If a class contains pointer to a singleton class, can it be
To my understanding it cannot be a
has-a relationship since the class does not make an instance of the singleton class, it is just using it like
The title doesn't make 100% complete sense as written. There are singleton classes, but there aren't really singleton relationships. Any relationship can be assigned a multiplicity at either end, so if you mean one-to-one relationships, all you do is assign multiplicity 1 at both ends.
Classes can also have multiplicities. You don't often see this used, except in one case: singletons.
When it comes to A having or containing or referencing B, there are basically three levels of tightness in UML.
Aggregation (unfilled rhomboid arrow head) implies that the containment is not exclusive and that the contained object does not share any aspect of its lifecycle with the containing object. In implementation, this is typically a pointer.
Composition (filled rhomboid arrow head) implies that the contained object gets destroyed when the containing object does. Getting this to work usually means that the containment is exclusive. In implementation, this is often a pointer whose destructor is called in the destructor of the containing class (although it may not be created in the constructor of the containing class).

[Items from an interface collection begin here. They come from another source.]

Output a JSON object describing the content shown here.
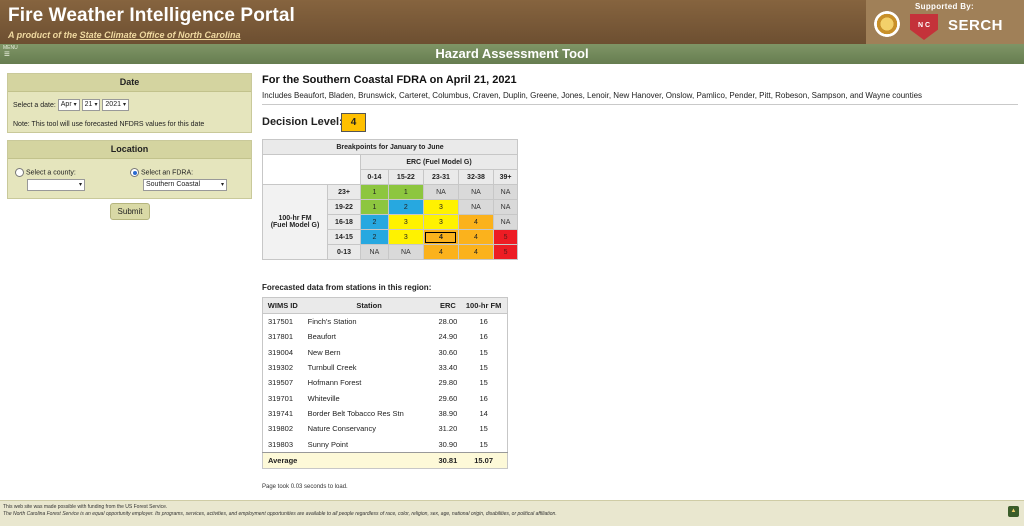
{
  "header": {
    "title": "Fire Weather Intelligence Portal",
    "subtitle_prefix": "A product of the ",
    "subtitle_link": "State Climate Office of North Carolina",
    "supported_by": "Supported By:",
    "serch_label": "SERCH",
    "nc_label": "N C"
  },
  "nav": {
    "menu_label": "MENU",
    "menu_icon": "≡",
    "tool_title": "Hazard Assessment Tool"
  },
  "date_panel": {
    "title": "Date",
    "select_label": "Select a date:",
    "month": "Apr",
    "day": "21",
    "year": "2021",
    "note": "Note: This tool will use forecasted NFDRS values for this date"
  },
  "location_panel": {
    "title": "Location",
    "county_label": "Select a county:",
    "county_value": "",
    "fdra_label": "Select an FDRA:",
    "fdra_value": "Southern Coastal",
    "selected_option": "fdra"
  },
  "submit_label": "Submit",
  "main": {
    "heading": "For the Southern Coastal FDRA on April 21, 2021",
    "includes": "Includes Beaufort, Bladen, Brunswick, Carteret, Columbus, Craven, Duplin, Greene, Jones, Lenoir, New Hanover, Onslow, Pamlico, Pender, Pitt, Robeson, Sampson, and Wayne counties",
    "decision_label": "Decision Level:",
    "decision_value": "4"
  },
  "breakpoints": {
    "title": "Breakpoints for January to June",
    "erc_header": "ERC (Fuel Model G)",
    "erc_cols": [
      "0-14",
      "15-22",
      "23-31",
      "32-38",
      "39+"
    ],
    "fm_header_1": "100-hr FM",
    "fm_header_2": "(Fuel Model G)",
    "rows": [
      {
        "label": "23+",
        "cells": [
          "1",
          "1",
          "NA",
          "NA",
          "NA"
        ],
        "colors": [
          "green",
          "green",
          "na",
          "na",
          "na"
        ]
      },
      {
        "label": "19-22",
        "cells": [
          "1",
          "2",
          "3",
          "NA",
          "NA"
        ],
        "colors": [
          "green",
          "blue",
          "yellow",
          "na",
          "na"
        ]
      },
      {
        "label": "16-18",
        "cells": [
          "2",
          "3",
          "3",
          "4",
          "NA"
        ],
        "colors": [
          "blue",
          "yellow",
          "yellow",
          "orange",
          "na"
        ]
      },
      {
        "label": "14-15",
        "cells": [
          "2",
          "3",
          "4",
          "4",
          "5"
        ],
        "colors": [
          "blue",
          "yellow",
          "orange",
          "orange",
          "red"
        ]
      },
      {
        "label": "0-13",
        "cells": [
          "NA",
          "NA",
          "4",
          "4",
          "5"
        ],
        "colors": [
          "na",
          "na",
          "orange",
          "orange",
          "red"
        ]
      }
    ],
    "selected_row": 3,
    "selected_col": 2
  },
  "stations": {
    "title": "Forecasted data from stations in this region:",
    "headers": [
      "WIMS ID",
      "Station",
      "ERC",
      "100-hr FM"
    ],
    "rows": [
      [
        "317501",
        "Finch's Station",
        "28.00",
        "16"
      ],
      [
        "317801",
        "Beaufort",
        "24.90",
        "16"
      ],
      [
        "319004",
        "New Bern",
        "30.60",
        "15"
      ],
      [
        "319302",
        "Turnbull Creek",
        "33.40",
        "15"
      ],
      [
        "319507",
        "Hofmann Forest",
        "29.80",
        "15"
      ],
      [
        "319701",
        "Whiteville",
        "29.60",
        "16"
      ],
      [
        "319741",
        "Border Belt Tobacco Res Stn",
        "38.90",
        "14"
      ],
      [
        "319802",
        "Nature Conservancy",
        "31.20",
        "15"
      ],
      [
        "319803",
        "Sunny Point",
        "30.90",
        "15"
      ]
    ],
    "average": [
      "Average",
      "30.81",
      "15.07"
    ]
  },
  "load_note": "Page took 0.03 seconds to load.",
  "footer": {
    "line1": "This web site was made possible with funding from the US Forest Service.",
    "line2": "The North Carolina Forest Service is an equal opportunity employer. Its programs, services, activities, and employment opportunities are available to all people regardless of race, color, religion, sex, age, national origin, disabilities, or political affiliation."
  }
}
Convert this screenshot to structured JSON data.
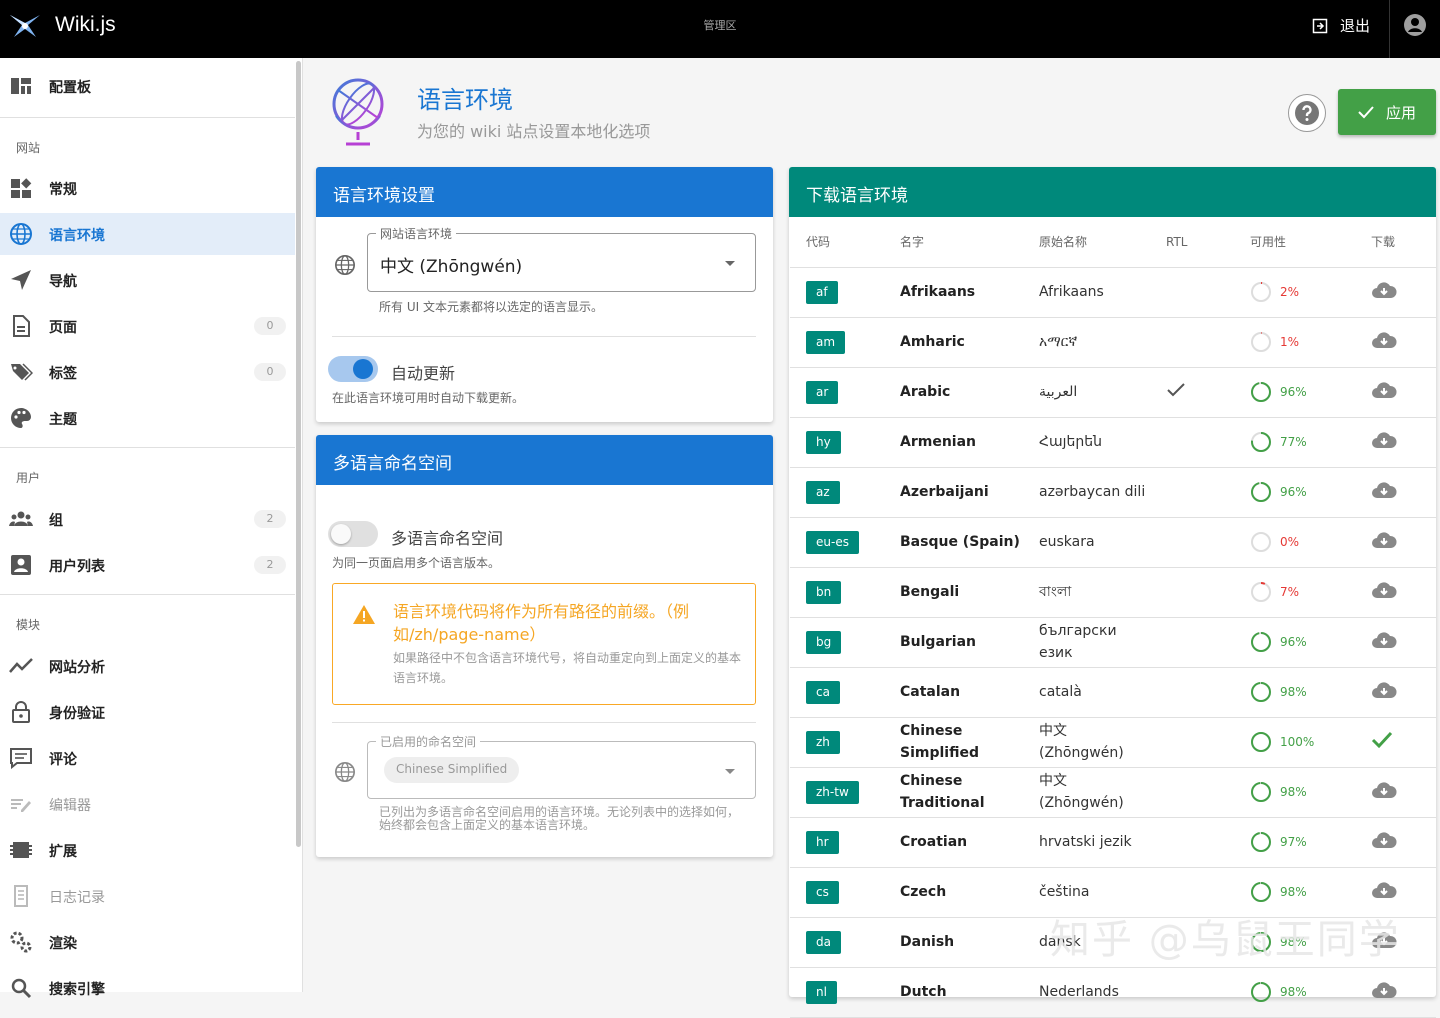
{
  "topbar": {
    "brand": "Wiki.js",
    "section": "管理区",
    "logout": "退出"
  },
  "sidebar": {
    "dashboard": "配置板",
    "section_site": "网站",
    "site_items": [
      {
        "label": "常规",
        "icon": "general-icon"
      },
      {
        "label": "语言环境",
        "icon": "globe-icon"
      },
      {
        "label": "导航",
        "icon": "navigation-icon"
      },
      {
        "label": "页面",
        "icon": "pages-icon",
        "badge": "0"
      },
      {
        "label": "标签",
        "icon": "tags-icon",
        "badge": "0"
      },
      {
        "label": "主题",
        "icon": "palette-icon"
      }
    ],
    "section_users": "用户",
    "user_items": [
      {
        "label": "组",
        "icon": "groups-icon",
        "badge": "2"
      },
      {
        "label": "用户列表",
        "icon": "users-icon",
        "badge": "2"
      }
    ],
    "section_modules": "模块",
    "module_items": [
      {
        "label": "网站分析",
        "icon": "analytics-icon"
      },
      {
        "label": "身份验证",
        "icon": "lock-icon"
      },
      {
        "label": "评论",
        "icon": "comments-icon"
      },
      {
        "label": "编辑器",
        "icon": "editor-icon"
      },
      {
        "label": "扩展",
        "icon": "extensions-icon"
      },
      {
        "label": "日志记录",
        "icon": "logging-icon"
      },
      {
        "label": "渲染",
        "icon": "rendering-icon"
      },
      {
        "label": "搜索引擎",
        "icon": "search-engine-icon"
      }
    ]
  },
  "header": {
    "title": "语言环境",
    "subtitle": "为您的 wiki 站点设置本地化选项",
    "apply": "应用"
  },
  "locale_settings": {
    "title": "语言环境设置",
    "site_locale_label": "网站语言环境",
    "site_locale_value": "中文 (Zhōngwén)",
    "site_locale_hint": "所有 UI 文本元素都将以选定的语言显示。",
    "auto_update_label": "自动更新",
    "auto_update_on": true,
    "auto_update_hint": "在此语言环境可用时自动下载更新。"
  },
  "namespaces": {
    "title": "多语言命名空间",
    "toggle_label": "多语言命名空间",
    "toggle_on": false,
    "toggle_hint": "为同一页面启用多个语言版本。",
    "warn_title": "语言环境代码将作为所有路径的前缀。（例如/zh/page-name）",
    "warn_text": "如果路径中不包含语言环境代号，将自动重定向到上面定义的基本语言环境。",
    "enabled_label": "已启用的命名空间",
    "enabled_chip": "Chinese Simplified",
    "enabled_hint": "已列出为多语言命名空间启用的语言环境。无论列表中的选择如何，始终都会包含上面定义的基本语言环境。"
  },
  "download": {
    "title": "下载语言环境",
    "columns": [
      "代码",
      "名字",
      "原始名称",
      "RTL",
      "可用性",
      "下载"
    ],
    "rows": [
      {
        "code": "af",
        "name": "Afrikaans",
        "native": "Afrikaans",
        "rtl": false,
        "avail": 2,
        "availText": "2%",
        "installed": false
      },
      {
        "code": "am",
        "name": "Amharic",
        "native": "አማርኛ",
        "rtl": false,
        "avail": 1,
        "availText": "1%",
        "installed": false
      },
      {
        "code": "ar",
        "name": "Arabic",
        "native": "العربية",
        "rtl": true,
        "avail": 96,
        "availText": "96%",
        "installed": false
      },
      {
        "code": "hy",
        "name": "Armenian",
        "native": "Հայերեն",
        "rtl": false,
        "avail": 77,
        "availText": "77%",
        "installed": false
      },
      {
        "code": "az",
        "name": "Azerbaijani",
        "native": "azərbaycan dili",
        "rtl": false,
        "avail": 96,
        "availText": "96%",
        "installed": false
      },
      {
        "code": "eu-es",
        "name": "Basque (Spain)",
        "native": "euskara",
        "rtl": false,
        "avail": 0,
        "availText": "0%",
        "installed": false
      },
      {
        "code": "bn",
        "name": "Bengali",
        "native": "বাংলা",
        "rtl": false,
        "avail": 7,
        "availText": "7%",
        "installed": false
      },
      {
        "code": "bg",
        "name": "Bulgarian",
        "native": "български език",
        "rtl": false,
        "avail": 96,
        "availText": "96%",
        "installed": false
      },
      {
        "code": "ca",
        "name": "Catalan",
        "native": "català",
        "rtl": false,
        "avail": 98,
        "availText": "98%",
        "installed": false
      },
      {
        "code": "zh",
        "name": "Chinese Simplified",
        "native": "中文 (Zhōngwén)",
        "rtl": false,
        "avail": 100,
        "availText": "100%",
        "installed": true
      },
      {
        "code": "zh-tw",
        "name": "Chinese Traditional",
        "native": "中文 (Zhōngwén)",
        "rtl": false,
        "avail": 98,
        "availText": "98%",
        "installed": false
      },
      {
        "code": "hr",
        "name": "Croatian",
        "native": "hrvatski jezik",
        "rtl": false,
        "avail": 97,
        "availText": "97%",
        "installed": false
      },
      {
        "code": "cs",
        "name": "Czech",
        "native": "čeština",
        "rtl": false,
        "avail": 98,
        "availText": "98%",
        "installed": false
      },
      {
        "code": "da",
        "name": "Danish",
        "native": "dansk",
        "rtl": false,
        "avail": 98,
        "availText": "98%",
        "installed": false
      },
      {
        "code": "nl",
        "name": "Dutch",
        "native": "Nederlands",
        "rtl": false,
        "avail": 98,
        "availText": "98%",
        "installed": false
      }
    ]
  },
  "watermark": "知乎 @乌鼠王同学",
  "colors": {
    "primary": "#1976d2",
    "teal": "#00897b",
    "success": "#43a047",
    "warning": "#f5a623",
    "red": "#e53935"
  }
}
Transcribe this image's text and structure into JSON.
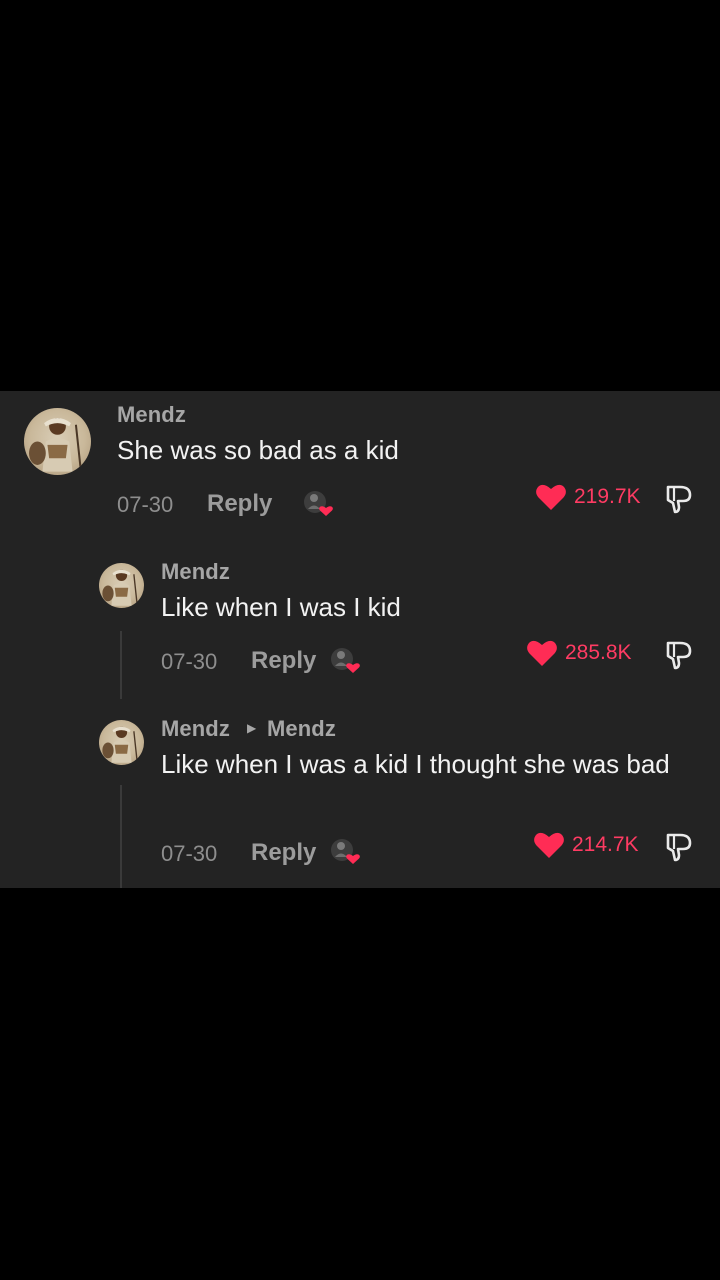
{
  "comments": [
    {
      "username": "Mendz",
      "text": "She was so bad as a kid",
      "date": "07-30",
      "reply_label": "Reply",
      "likes": "219.7K"
    },
    {
      "username": "Mendz",
      "text": "Like when I was I kid",
      "date": "07-30",
      "reply_label": "Reply",
      "likes": "285.8K"
    },
    {
      "username": "Mendz",
      "reply_to": "Mendz",
      "text": "Like when I was a kid I thought she was bad",
      "date": "07-30",
      "reply_label": "Reply",
      "likes": "214.7K"
    }
  ],
  "colors": {
    "panel_bg": "#232323",
    "like_accent": "#ff2c55",
    "username": "#a6a6a6",
    "text": "#f2f2f2"
  },
  "icons": [
    "heart-icon",
    "dislike-icon",
    "creator-liked-icon",
    "caret-right-icon"
  ]
}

Directed association or member attribute (same thing in UML) implies that the contained object is part of the state, or a constituent if you will, of the containing object. In implementation, this typically means that the reference is not a pointer, or if it is that the contained object is co-created and -destroyed with the containing object.
Aggregation of a singleton is perfectly permissible (even from several different classes), because aggregation is by definition non-exclusive.
Composition is a bit iffy, unless the containing class is also a singleton.
Attribute / directed association is most likely wrong. If the containing class is a singleton, it doesn't make any sense to make the contained class a singleton as well since that's implied. And if the contained class is used as a member in two different classes, it cannot be a singleton.
In addition to the above, you can also of course add as many Usage relationships as you wish. This is common in all design, and implies that the class at the source end of the relationship calls methods in the class at the target end.
I would say, technically, yes, you can have a member variable that is a pointer to a singleton object and call it aggregation; using the aggregation term doesn't have much meaning once you write the code though. For all intents and purposes, it is just an association.
However, the use of an aggregation association in a diagram may or may not help a viewer of the diagram to comprehend it. That probably depends on who you are going to show it to and what they might understand aggregation to mean.
To actually answer the question in the title (using info from The UML User Guide (2nd Edition):
There is also an aggregation with an open square instead of a filled. The open means the first instance does not make the other (but still has a has-a relationship).
You could pretend that it is aggregation, but truth of it is this: singletons have nothing to do with object oriented code. They are a form of global state (just like global variables are).
You might want to consider a different approach to the problem.
P.S some materials that could help: